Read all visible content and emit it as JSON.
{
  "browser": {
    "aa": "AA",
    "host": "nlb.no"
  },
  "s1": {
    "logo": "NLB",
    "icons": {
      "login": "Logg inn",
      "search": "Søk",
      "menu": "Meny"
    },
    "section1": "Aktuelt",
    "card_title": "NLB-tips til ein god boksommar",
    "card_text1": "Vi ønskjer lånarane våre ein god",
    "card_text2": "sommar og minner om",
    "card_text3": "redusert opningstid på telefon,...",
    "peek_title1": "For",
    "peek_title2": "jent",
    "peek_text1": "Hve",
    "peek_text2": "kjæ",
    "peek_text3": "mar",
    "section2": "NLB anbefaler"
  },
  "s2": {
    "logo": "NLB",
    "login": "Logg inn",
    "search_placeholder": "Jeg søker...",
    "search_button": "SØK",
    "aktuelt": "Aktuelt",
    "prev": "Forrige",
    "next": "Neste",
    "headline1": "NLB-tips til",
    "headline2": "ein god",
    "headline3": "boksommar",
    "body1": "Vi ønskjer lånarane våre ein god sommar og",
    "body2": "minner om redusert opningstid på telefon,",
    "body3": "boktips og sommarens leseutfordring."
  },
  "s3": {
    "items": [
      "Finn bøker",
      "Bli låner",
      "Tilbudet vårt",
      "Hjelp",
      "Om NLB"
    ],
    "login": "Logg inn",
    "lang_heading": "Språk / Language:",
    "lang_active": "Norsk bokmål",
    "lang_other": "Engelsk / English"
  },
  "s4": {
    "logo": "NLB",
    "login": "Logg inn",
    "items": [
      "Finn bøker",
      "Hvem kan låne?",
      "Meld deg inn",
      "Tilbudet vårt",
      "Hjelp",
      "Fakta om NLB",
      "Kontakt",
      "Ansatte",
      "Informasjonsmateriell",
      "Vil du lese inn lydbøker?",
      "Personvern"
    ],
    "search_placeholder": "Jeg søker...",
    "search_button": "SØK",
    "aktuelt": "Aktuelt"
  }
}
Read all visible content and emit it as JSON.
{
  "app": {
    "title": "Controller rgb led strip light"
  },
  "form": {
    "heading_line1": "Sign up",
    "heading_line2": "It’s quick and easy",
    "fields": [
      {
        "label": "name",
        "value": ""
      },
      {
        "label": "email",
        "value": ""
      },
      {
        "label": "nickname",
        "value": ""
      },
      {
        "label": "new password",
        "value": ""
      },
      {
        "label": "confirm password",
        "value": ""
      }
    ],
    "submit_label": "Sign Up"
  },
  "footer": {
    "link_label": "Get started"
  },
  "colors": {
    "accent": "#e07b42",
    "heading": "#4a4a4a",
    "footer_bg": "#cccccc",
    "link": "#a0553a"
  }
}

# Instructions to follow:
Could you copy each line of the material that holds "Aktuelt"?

# Answer for this exercise:
    "section1": "Aktuelt",
    "aktuelt": "Aktuelt",
    "aktuelt": "Aktuelt"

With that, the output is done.